What the task requires:
When you answer, restate the entries below without altering anything.

Dataset:
^^^^

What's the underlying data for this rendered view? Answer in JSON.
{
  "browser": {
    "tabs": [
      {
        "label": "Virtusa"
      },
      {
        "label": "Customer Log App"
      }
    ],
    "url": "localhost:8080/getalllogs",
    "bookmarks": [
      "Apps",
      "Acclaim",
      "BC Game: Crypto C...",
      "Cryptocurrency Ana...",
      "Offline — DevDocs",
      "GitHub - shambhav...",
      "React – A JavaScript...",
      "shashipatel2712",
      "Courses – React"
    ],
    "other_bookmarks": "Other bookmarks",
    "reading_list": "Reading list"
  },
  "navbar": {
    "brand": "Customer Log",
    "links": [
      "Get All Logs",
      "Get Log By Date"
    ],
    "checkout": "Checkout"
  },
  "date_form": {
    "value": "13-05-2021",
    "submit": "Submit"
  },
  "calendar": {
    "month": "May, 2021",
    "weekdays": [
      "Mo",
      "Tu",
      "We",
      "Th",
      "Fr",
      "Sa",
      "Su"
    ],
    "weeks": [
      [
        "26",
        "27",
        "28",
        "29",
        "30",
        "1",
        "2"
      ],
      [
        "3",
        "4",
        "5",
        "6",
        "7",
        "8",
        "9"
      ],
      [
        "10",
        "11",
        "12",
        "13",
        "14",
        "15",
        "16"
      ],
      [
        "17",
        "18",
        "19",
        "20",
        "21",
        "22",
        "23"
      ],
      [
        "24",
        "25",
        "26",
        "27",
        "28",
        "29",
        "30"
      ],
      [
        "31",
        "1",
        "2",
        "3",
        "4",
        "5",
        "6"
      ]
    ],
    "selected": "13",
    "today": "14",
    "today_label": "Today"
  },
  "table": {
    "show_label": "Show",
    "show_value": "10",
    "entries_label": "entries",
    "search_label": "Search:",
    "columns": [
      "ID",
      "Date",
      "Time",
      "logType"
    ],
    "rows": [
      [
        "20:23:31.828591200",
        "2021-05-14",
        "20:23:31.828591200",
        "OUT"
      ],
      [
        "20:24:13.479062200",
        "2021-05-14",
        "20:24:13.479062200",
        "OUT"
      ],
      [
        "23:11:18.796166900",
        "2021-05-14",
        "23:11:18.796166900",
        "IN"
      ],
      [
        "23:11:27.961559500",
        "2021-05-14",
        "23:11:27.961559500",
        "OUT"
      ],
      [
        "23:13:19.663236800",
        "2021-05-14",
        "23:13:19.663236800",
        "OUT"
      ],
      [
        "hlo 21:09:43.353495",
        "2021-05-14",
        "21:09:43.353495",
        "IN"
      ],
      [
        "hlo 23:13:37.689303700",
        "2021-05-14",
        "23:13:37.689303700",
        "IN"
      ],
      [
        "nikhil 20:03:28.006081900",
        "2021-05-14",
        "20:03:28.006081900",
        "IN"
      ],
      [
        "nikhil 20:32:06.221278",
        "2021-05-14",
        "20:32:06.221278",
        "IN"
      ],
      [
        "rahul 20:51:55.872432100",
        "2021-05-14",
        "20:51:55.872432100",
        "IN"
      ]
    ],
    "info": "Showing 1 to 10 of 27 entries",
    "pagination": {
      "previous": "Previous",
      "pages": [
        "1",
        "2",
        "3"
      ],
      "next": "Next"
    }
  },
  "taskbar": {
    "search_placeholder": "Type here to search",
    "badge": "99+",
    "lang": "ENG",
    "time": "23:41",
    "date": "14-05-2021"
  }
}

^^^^

Response to the exercise:
What's the underlying data for this rendered view? Answer in JSON.
{
  "browser": {
    "tabs": [
      {
        "label": "Virtusa"
      },
      {
        "label": "Customer Log App"
      }
    ],
    "url": "localhost:8080/getalllogs",
    "bookmarks": [
      "Apps",
      "Acclaim",
      "BC Game: Crypto C...",
      "Cryptocurrency Ana...",
      "Offline — DevDocs",
      "GitHub - shambhav...",
      "React – A JavaScript...",
      "shashipatel2712",
      "Courses – React"
    ],
    "other_bookmarks": "Other bookmarks",
    "reading_list": "Reading list"
  },
  "navbar": {
    "brand": "Customer Log",
    "links": [
      "Get All Logs",
      "Get Log By Date"
    ],
    "checkout": "Checkout"
  },
  "date_form": {
    "value": "13-05-2021",
    "submit": "Submit"
  },
  "calendar": {
    "month": "May, 2021",
    "weekdays": [
      "Mo",
      "Tu",
      "We",
      "Th",
      "Fr",
      "Sa",
      "Su"
    ],
    "weeks": [
      [
        "26",
        "27",
        "28",
        "29",
        "30",
        "1",
        "2"
      ],
      [
        "3",
        "4",
        "5",
        "6",
        "7",
        "8",
        "9"
      ],
      [
        "10",
        "11",
        "12",
        "13",
        "14",
        "15",
        "16"
      ],
      [
        "17",
        "18",
        "19",
        "20",
        "21",
        "22",
        "23"
      ],
      [
        "24",
        "25",
        "26",
        "27",
        "28",
        "29",
        "30"
      ],
      [
        "31",
        "1",
        "2",
        "3",
        "4",
        "5",
        "6"
      ]
    ],
    "selected": "13",
    "today": "14",
    "today_label": "Today"
  },
  "table": {
    "show_label": "Show",
    "show_value": "10",
    "entries_label": "entries",
    "search_label": "Search:",
    "columns": [
      "ID",
      "Date",
      "Time",
      "logType"
    ],
    "rows": [
      [
        "20:23:31.828591200",
        "2021-05-14",
        "20:23:31.828591200",
        "OUT"
      ],
      [
        "20:24:13.479062200",
        "2021-05-14",
        "20:24:13.479062200",
        "OUT"
      ],
      [
        "23:11:18.796166900",
        "2021-05-14",
        "23:11:18.796166900",
        "IN"
      ],
      [
        "23:11:27.961559500",
        "2021-05-14",
        "23:11:27.961559500",
        "OUT"
      ],
      [
        "23:13:19.663236800",
        "2021-05-14",
        "23:13:19.663236800",
        "OUT"
      ],
      [
        "hlo 21:09:43.353495",
        "2021-05-14",
        "21:09:43.353495",
        "IN"
      ],
      [
        "hlo 23:13:37.689303700",
        "2021-05-14",
        "23:13:37.689303700",
        "IN"
      ],
      [
        "nikhil 20:03:28.006081900",
        "2021-05-14",
        "20:03:28.006081900",
        "IN"
      ],
      [
        "nikhil 20:32:06.221278",
        "2021-05-14",
        "20:32:06.221278",
        "IN"
      ],
      [
        "rahul 20:51:55.872432100",
        "2021-05-14",
        "20:51:55.872432100",
        "IN"
      ]
    ],
    "info": "Showing 1 to 10 of 27 entries",
    "pagination": {
      "previous": "Previous",
      "pages": [
        "1",
        "2",
        "3"
      ],
      "next": "Next"
    }
  },
  "taskbar": {
    "search_placeholder": "Type here to search",
    "badge": "99+",
    "lang": "ENG",
    "time": "23:41",
    "date": "14-05-2021"
  }
}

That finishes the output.